=== Study material ===
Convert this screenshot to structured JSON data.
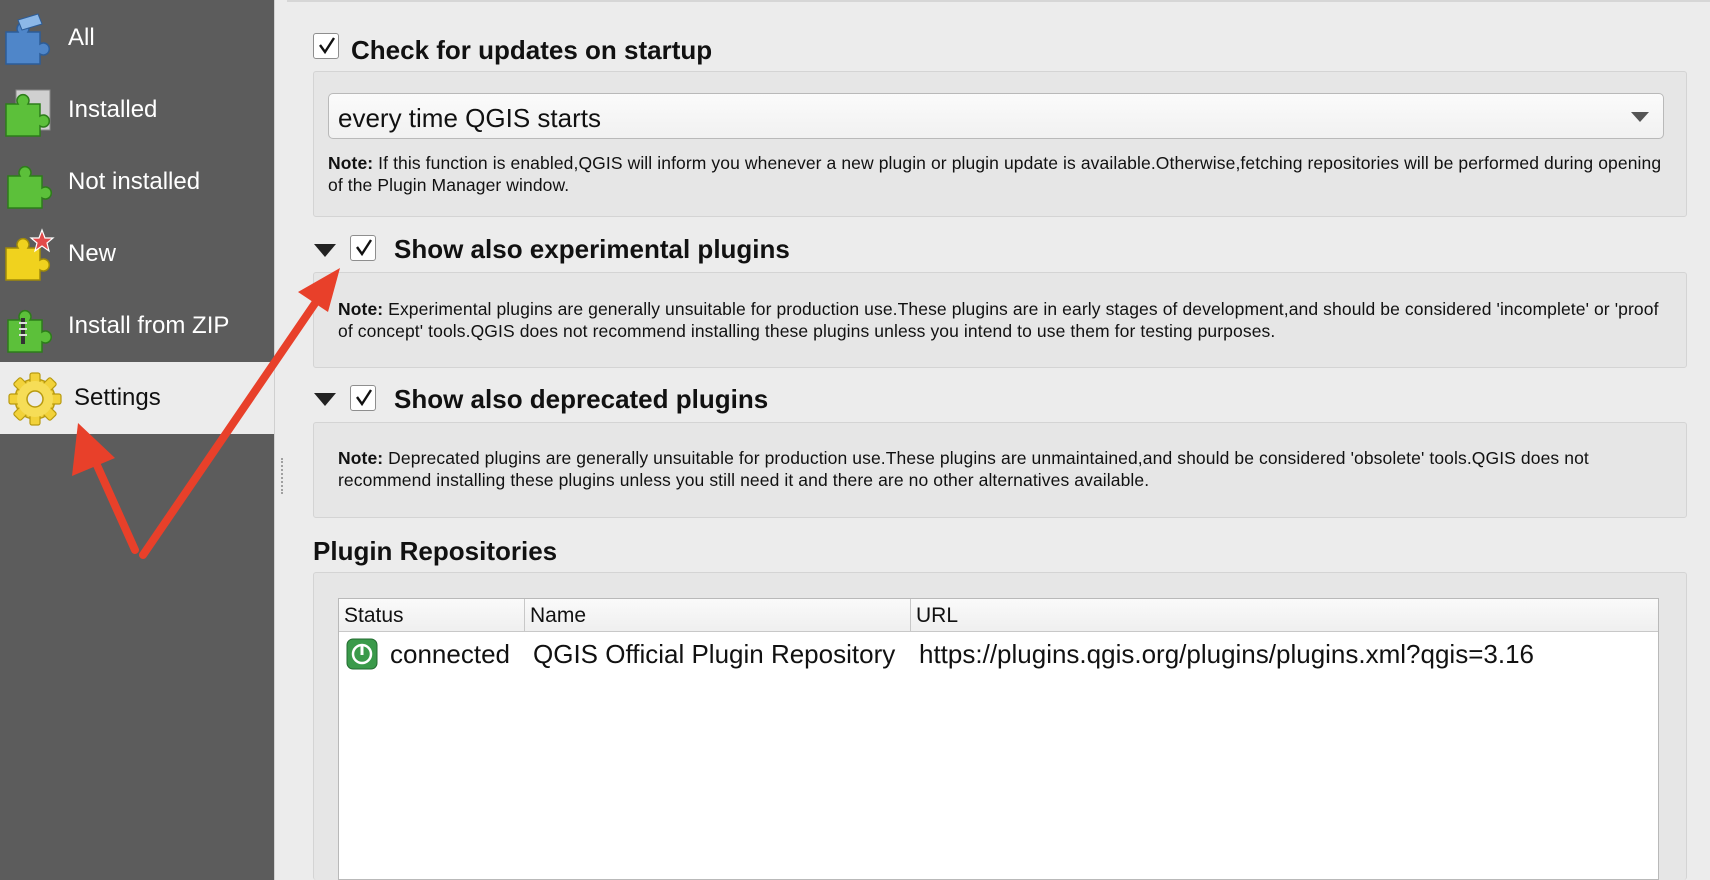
{
  "sidebar": {
    "items": [
      {
        "label": "All",
        "icon": "puzzle-blue-icon"
      },
      {
        "label": "Installed",
        "icon": "puzzle-green-installed-icon"
      },
      {
        "label": "Not installed",
        "icon": "puzzle-green-icon"
      },
      {
        "label": "New",
        "icon": "puzzle-yellow-star-icon"
      },
      {
        "label": "Install from ZIP",
        "icon": "puzzle-zip-icon"
      },
      {
        "label": "Settings",
        "icon": "gear-icon"
      }
    ],
    "active": "Settings"
  },
  "settings": {
    "check_updates": {
      "label": "Check for updates on startup",
      "checked": true,
      "frequency": "every time QGIS starts",
      "note_label": "Note:",
      "note_text": " If this function is enabled,QGIS will inform you whenever a new plugin or plugin update is available.Otherwise,fetching repositories will be performed during opening of the Plugin Manager window."
    },
    "experimental": {
      "label": "Show also experimental plugins",
      "checked": true,
      "note_label": "Note:",
      "note_text": " Experimental plugins are generally unsuitable for production use.These plugins are in early stages of development,and should be considered 'incomplete' or 'proof of concept' tools.QGIS does not recommend installing these plugins unless you intend to use them for testing purposes."
    },
    "deprecated": {
      "label": "Show also deprecated plugins",
      "checked": true,
      "note_label": "Note:",
      "note_text": " Deprecated plugins are generally unsuitable for production use.These plugins are unmaintained,and should be considered 'obsolete' tools.QGIS does not recommend installing these plugins unless you still need it and there are no other alternatives available."
    }
  },
  "repositories": {
    "title": "Plugin Repositories",
    "columns": [
      "Status",
      "Name",
      "URL"
    ],
    "rows": [
      {
        "status": "connected",
        "name": "QGIS Official Plugin Repository",
        "url": "https://plugins.qgis.org/plugins/plugins.xml?qgis=3.16"
      }
    ]
  },
  "colors": {
    "sidebar_bg": "#5c5c5c",
    "annotation_arrow": "#e8402a",
    "status_connected": "#3a9a4a"
  }
}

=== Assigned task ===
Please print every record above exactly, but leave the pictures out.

=== Solved exercise ===
Convert this screenshot to structured JSON data.
{
  "sidebar": {
    "items": [
      {
        "label": "All",
        "icon": "puzzle-blue-icon"
      },
      {
        "label": "Installed",
        "icon": "puzzle-green-installed-icon"
      },
      {
        "label": "Not installed",
        "icon": "puzzle-green-icon"
      },
      {
        "label": "New",
        "icon": "puzzle-yellow-star-icon"
      },
      {
        "label": "Install from ZIP",
        "icon": "puzzle-zip-icon"
      },
      {
        "label": "Settings",
        "icon": "gear-icon"
      }
    ],
    "active": "Settings"
  },
  "settings": {
    "check_updates": {
      "label": "Check for updates on startup",
      "checked": true,
      "frequency": "every time QGIS starts",
      "note_label": "Note:",
      "note_text": " If this function is enabled,QGIS will inform you whenever a new plugin or plugin update is available.Otherwise,fetching repositories will be performed during opening of the Plugin Manager window."
    },
    "experimental": {
      "label": "Show also experimental plugins",
      "checked": true,
      "note_label": "Note:",
      "note_text": " Experimental plugins are generally unsuitable for production use.These plugins are in early stages of development,and should be considered 'incomplete' or 'proof of concept' tools.QGIS does not recommend installing these plugins unless you intend to use them for testing purposes."
    },
    "deprecated": {
      "label": "Show also deprecated plugins",
      "checked": true,
      "note_label": "Note:",
      "note_text": " Deprecated plugins are generally unsuitable for production use.These plugins are unmaintained,and should be considered 'obsolete' tools.QGIS does not recommend installing these plugins unless you still need it and there are no other alternatives available."
    }
  },
  "repositories": {
    "title": "Plugin Repositories",
    "columns": [
      "Status",
      "Name",
      "URL"
    ],
    "rows": [
      {
        "status": "connected",
        "name": "QGIS Official Plugin Repository",
        "url": "https://plugins.qgis.org/plugins/plugins.xml?qgis=3.16"
      }
    ]
  },
  "colors": {
    "sidebar_bg": "#5c5c5c",
    "annotation_arrow": "#e8402a",
    "status_connected": "#3a9a4a"
  }
}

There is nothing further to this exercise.